Over the years I have found that most players are kinesthetic learners first, visual second, and verbal third when it comes to the Parallel Mode Process. That makes for a tough teaching assignment simply because the PMP is based on a unique visual strategy that is dramatically different from the normal visual strategy of watching the ball. This hierarchy of learning styles means that kinesthetic learners (most people) have to be given a physical task that includes the fixed-depth of focus visual strategy as an integral part of the physical process of making contact with the ball.
The kinesthetic task of defending their imaginary window with their strokes requires them to do something physical while simultaneously visualizing an imaginary window in front of them. The visualization of an imaginary window in front of them causes them to switch from variable-depth of focus to fixed-depth of focus automatically. And since the main focal requirement of playing tennis in the zone is a fixed-focus state, this kinesthetic approach of defending their imaginary window causes them to create a fixed-focus state.
Usually within the first minute or two the player slips into a fixed-focus state and immediately begins to experience his/her peak performance state. It happens fast and the difference in the level of performance they experience is dramatic. The challenge they face from this point forward is to learn how to maintain this fixed-focus state while they play, and that is by no means an easy challenge.
In fact, many people walk away from the challenge. It is simply more visual and mental work than they are willing to put into their game. And yet these same people will take traditional lessons out the kazoo in an attempt to play at a higher level. The concept being, if I can only improve my technique, then I will also improve my game. That’s like my saying that if I can only improve my pronunciation then I will be able to sing on key.
Sorry, it just doesn’t work that way with singing or with tennis. I can pronounce every word of the song perfectly and still be a lousy singer. Likewise people can learn all the “proper” techniques and still be lousy tennis players. The irony is, when they learn all the proper techniques they will at least look good as they play lousy, and for some people, looking good is what matters most.
What gets me, however, is that they could actually learn to perform at their highest level if they would just let go of trying to look good all the time. The game is all about the performance of your techniques, not the techniques themselves. In other words, a player with 3.5 level techniques who performs those techniques efficiently and accurately will out-play a player with 4.0 level techniques who performs those techniques inefficiently and inaccurately. The 4.0 player might look like the better player, but the 3.5 player wins the performance battle.

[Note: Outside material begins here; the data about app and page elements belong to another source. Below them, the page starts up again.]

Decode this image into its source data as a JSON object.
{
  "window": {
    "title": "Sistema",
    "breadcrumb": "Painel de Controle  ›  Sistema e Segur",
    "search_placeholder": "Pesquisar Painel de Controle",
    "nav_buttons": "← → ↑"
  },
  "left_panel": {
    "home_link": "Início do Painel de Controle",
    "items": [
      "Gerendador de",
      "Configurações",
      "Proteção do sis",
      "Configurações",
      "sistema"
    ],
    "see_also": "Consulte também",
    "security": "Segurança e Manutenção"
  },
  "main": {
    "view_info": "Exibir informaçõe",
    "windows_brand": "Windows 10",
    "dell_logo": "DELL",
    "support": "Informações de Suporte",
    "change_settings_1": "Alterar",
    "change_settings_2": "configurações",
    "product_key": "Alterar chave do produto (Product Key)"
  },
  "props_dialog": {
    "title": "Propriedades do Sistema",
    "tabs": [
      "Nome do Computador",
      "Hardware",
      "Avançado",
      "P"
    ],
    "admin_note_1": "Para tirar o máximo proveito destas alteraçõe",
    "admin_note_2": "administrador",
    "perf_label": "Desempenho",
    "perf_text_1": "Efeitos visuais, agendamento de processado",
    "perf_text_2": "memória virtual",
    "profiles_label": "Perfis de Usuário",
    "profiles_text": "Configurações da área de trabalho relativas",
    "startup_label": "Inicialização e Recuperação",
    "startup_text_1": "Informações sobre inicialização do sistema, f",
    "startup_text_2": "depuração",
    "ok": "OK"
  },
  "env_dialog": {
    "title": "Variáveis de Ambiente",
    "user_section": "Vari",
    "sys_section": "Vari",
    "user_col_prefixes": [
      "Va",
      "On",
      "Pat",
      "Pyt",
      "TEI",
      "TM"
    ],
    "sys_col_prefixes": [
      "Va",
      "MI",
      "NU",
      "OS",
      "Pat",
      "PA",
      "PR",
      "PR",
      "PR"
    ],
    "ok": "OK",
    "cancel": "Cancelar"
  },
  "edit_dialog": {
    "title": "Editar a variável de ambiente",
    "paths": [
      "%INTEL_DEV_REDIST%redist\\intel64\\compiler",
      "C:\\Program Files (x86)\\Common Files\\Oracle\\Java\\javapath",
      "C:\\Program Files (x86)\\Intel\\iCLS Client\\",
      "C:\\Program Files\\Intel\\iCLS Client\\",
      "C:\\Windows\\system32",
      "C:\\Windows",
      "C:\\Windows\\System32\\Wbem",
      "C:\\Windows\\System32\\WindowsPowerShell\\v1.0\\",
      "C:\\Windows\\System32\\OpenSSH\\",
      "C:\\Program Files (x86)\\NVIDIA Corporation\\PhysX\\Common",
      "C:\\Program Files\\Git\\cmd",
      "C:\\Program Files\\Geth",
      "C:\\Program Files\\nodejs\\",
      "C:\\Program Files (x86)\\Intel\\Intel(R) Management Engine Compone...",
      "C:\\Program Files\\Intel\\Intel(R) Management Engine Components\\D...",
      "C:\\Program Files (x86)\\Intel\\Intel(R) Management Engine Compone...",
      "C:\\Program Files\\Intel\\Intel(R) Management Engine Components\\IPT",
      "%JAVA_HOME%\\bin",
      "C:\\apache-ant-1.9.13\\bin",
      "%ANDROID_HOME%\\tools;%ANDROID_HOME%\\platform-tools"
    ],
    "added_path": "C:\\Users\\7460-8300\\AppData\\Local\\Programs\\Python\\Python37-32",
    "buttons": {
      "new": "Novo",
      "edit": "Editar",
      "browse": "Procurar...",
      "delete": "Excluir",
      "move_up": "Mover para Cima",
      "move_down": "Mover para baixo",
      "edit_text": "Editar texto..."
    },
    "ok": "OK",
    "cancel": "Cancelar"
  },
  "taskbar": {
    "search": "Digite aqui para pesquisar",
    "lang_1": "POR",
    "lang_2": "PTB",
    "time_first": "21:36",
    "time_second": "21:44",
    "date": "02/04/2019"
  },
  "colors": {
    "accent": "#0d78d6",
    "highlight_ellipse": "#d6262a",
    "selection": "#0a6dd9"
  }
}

So the question boils down to what causes you to perform at your highest level? What causes you to perform your techniques –at whatever their level – more efficiently and more accurately during competition?

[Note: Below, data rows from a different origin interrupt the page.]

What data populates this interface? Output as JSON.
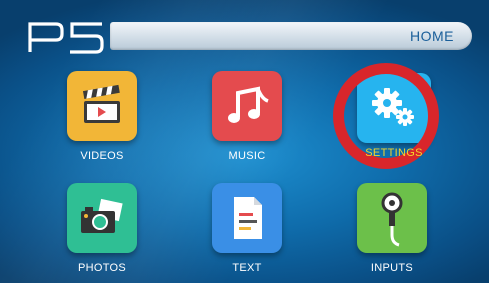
{
  "header": {
    "logo_text": "P5",
    "home_label": "HOME"
  },
  "apps": [
    {
      "label": "VIDEOS",
      "icon": "clapperboard-icon"
    },
    {
      "label": "MUSIC",
      "icon": "music-note-icon"
    },
    {
      "label": "SETTINGS",
      "icon": "gears-icon"
    },
    {
      "label": "PHOTOS",
      "icon": "camera-photos-icon"
    },
    {
      "label": "TEXT",
      "icon": "document-icon"
    },
    {
      "label": "INPUTS",
      "icon": "cable-plug-icon"
    }
  ],
  "colors": {
    "videos": "#f2b637",
    "music": "#e44b4e",
    "settings": "#26b4ef",
    "photos": "#2fbf94",
    "text": "#3a8fe6",
    "inputs": "#6cc04a",
    "highlight_ring": "#d8262b",
    "selected_label": "#f4d42a"
  },
  "selected_app": "SETTINGS"
}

The answer to those questions is what the Parallel Mode Process is all about.